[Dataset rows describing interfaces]
※ ※ ※
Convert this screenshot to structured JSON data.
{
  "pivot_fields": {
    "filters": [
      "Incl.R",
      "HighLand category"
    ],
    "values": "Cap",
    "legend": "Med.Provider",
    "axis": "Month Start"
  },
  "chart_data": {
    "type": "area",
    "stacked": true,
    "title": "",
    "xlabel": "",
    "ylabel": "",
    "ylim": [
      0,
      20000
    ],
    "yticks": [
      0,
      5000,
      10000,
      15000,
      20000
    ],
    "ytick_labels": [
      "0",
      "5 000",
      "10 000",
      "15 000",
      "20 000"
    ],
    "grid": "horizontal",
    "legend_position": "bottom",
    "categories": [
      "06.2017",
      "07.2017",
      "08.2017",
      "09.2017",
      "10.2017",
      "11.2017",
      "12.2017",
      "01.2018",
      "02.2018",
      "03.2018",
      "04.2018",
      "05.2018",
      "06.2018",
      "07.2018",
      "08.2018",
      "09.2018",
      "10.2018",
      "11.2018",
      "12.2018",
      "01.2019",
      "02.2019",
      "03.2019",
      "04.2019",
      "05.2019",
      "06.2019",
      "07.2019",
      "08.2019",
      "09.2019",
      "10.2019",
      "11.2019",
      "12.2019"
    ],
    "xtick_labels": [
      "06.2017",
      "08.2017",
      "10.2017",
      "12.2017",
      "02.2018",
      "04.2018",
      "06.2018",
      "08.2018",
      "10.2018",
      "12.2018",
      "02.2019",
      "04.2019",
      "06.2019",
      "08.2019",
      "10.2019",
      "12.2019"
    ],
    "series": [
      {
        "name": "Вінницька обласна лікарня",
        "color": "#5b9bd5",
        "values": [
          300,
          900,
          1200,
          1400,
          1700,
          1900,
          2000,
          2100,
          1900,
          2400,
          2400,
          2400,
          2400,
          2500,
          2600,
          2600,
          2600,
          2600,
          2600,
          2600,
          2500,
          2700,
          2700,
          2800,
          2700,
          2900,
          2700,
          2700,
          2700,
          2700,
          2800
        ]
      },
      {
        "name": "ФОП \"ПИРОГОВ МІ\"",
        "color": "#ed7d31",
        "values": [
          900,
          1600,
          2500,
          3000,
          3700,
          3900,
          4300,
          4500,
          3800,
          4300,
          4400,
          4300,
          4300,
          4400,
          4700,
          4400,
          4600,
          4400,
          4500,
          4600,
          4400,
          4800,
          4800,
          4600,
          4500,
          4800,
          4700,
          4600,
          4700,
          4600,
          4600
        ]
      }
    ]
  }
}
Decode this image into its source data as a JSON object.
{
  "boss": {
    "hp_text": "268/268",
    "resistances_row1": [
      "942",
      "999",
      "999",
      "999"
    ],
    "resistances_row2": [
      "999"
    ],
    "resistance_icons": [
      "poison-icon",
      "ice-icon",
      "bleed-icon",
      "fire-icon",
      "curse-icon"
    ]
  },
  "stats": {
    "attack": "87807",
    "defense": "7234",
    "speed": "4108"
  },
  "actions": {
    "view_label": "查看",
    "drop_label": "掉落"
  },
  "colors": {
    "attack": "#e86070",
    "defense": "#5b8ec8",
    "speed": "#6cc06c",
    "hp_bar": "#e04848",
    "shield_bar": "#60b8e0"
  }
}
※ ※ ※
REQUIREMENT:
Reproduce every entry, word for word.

RESULT FOR THIS EXERCISE:
Convert this screenshot to structured JSON data.
{
  "pivot_fields": {
    "filters": [
      "Incl.R",
      "HighLand category"
    ],
    "values": "Cap",
    "legend": "Med.Provider",
    "axis": "Month Start"
  },
  "chart_data": {
    "type": "area",
    "stacked": true,
    "title": "",
    "xlabel": "",
    "ylabel": "",
    "ylim": [
      0,
      20000
    ],
    "yticks": [
      0,
      5000,
      10000,
      15000,
      20000
    ],
    "ytick_labels": [
      "0",
      "5 000",
      "10 000",
      "15 000",
      "20 000"
    ],
    "grid": "horizontal",
    "legend_position": "bottom",
    "categories": [
      "06.2017",
      "07.2017",
      "08.2017",
      "09.2017",
      "10.2017",
      "11.2017",
      "12.2017",
      "01.2018",
      "02.2018",
      "03.2018",
      "04.2018",
      "05.2018",
      "06.2018",
      "07.2018",
      "08.2018",
      "09.2018",
      "10.2018",
      "11.2018",
      "12.2018",
      "01.2019",
      "02.2019",
      "03.2019",
      "04.2019",
      "05.2019",
      "06.2019",
      "07.2019",
      "08.2019",
      "09.2019",
      "10.2019",
      "11.2019",
      "12.2019"
    ],
    "xtick_labels": [
      "06.2017",
      "08.2017",
      "10.2017",
      "12.2017",
      "02.2018",
      "04.2018",
      "06.2018",
      "08.2018",
      "10.2018",
      "12.2018",
      "02.2019",
      "04.2019",
      "06.2019",
      "08.2019",
      "10.2019",
      "12.2019"
    ],
    "series": [
      {
        "name": "Вінницька обласна лікарня",
        "color": "#5b9bd5",
        "values": [
          300,
          900,
          1200,
          1400,
          1700,
          1900,
          2000,
          2100,
          1900,
          2400,
          2400,
          2400,
          2400,
          2500,
          2600,
          2600,
          2600,
          2600,
          2600,
          2600,
          2500,
          2700,
          2700,
          2800,
          2700,
          2900,
          2700,
          2700,
          2700,
          2700,
          2800
        ]
      },
      {
        "name": "ФОП \"ПИРОГОВ МІ\"",
        "color": "#ed7d31",
        "values": [
          900,
          1600,
          2500,
          3000,
          3700,
          3900,
          4300,
          4500,
          3800,
          4300,
          4400,
          4300,
          4300,
          4400,
          4700,
          4400,
          4600,
          4400,
          4500,
          4600,
          4400,
          4800,
          4800,
          4600,
          4500,
          4800,
          4700,
          4600,
          4700,
          4600,
          4600
        ]
      }
    ]
  }
}
Decode this image into its source data as a JSON object.
{
  "boss": {
    "hp_text": "268/268",
    "resistances_row1": [
      "942",
      "999",
      "999",
      "999"
    ],
    "resistances_row2": [
      "999"
    ],
    "resistance_icons": [
      "poison-icon",
      "ice-icon",
      "bleed-icon",
      "fire-icon",
      "curse-icon"
    ]
  },
  "stats": {
    "attack": "87807",
    "defense": "7234",
    "speed": "4108"
  },
  "actions": {
    "view_label": "查看",
    "drop_label": "掉落"
  },
  "colors": {
    "attack": "#e86070",
    "defense": "#5b8ec8",
    "speed": "#6cc06c",
    "hp_bar": "#e04848",
    "shield_bar": "#60b8e0"
  }
}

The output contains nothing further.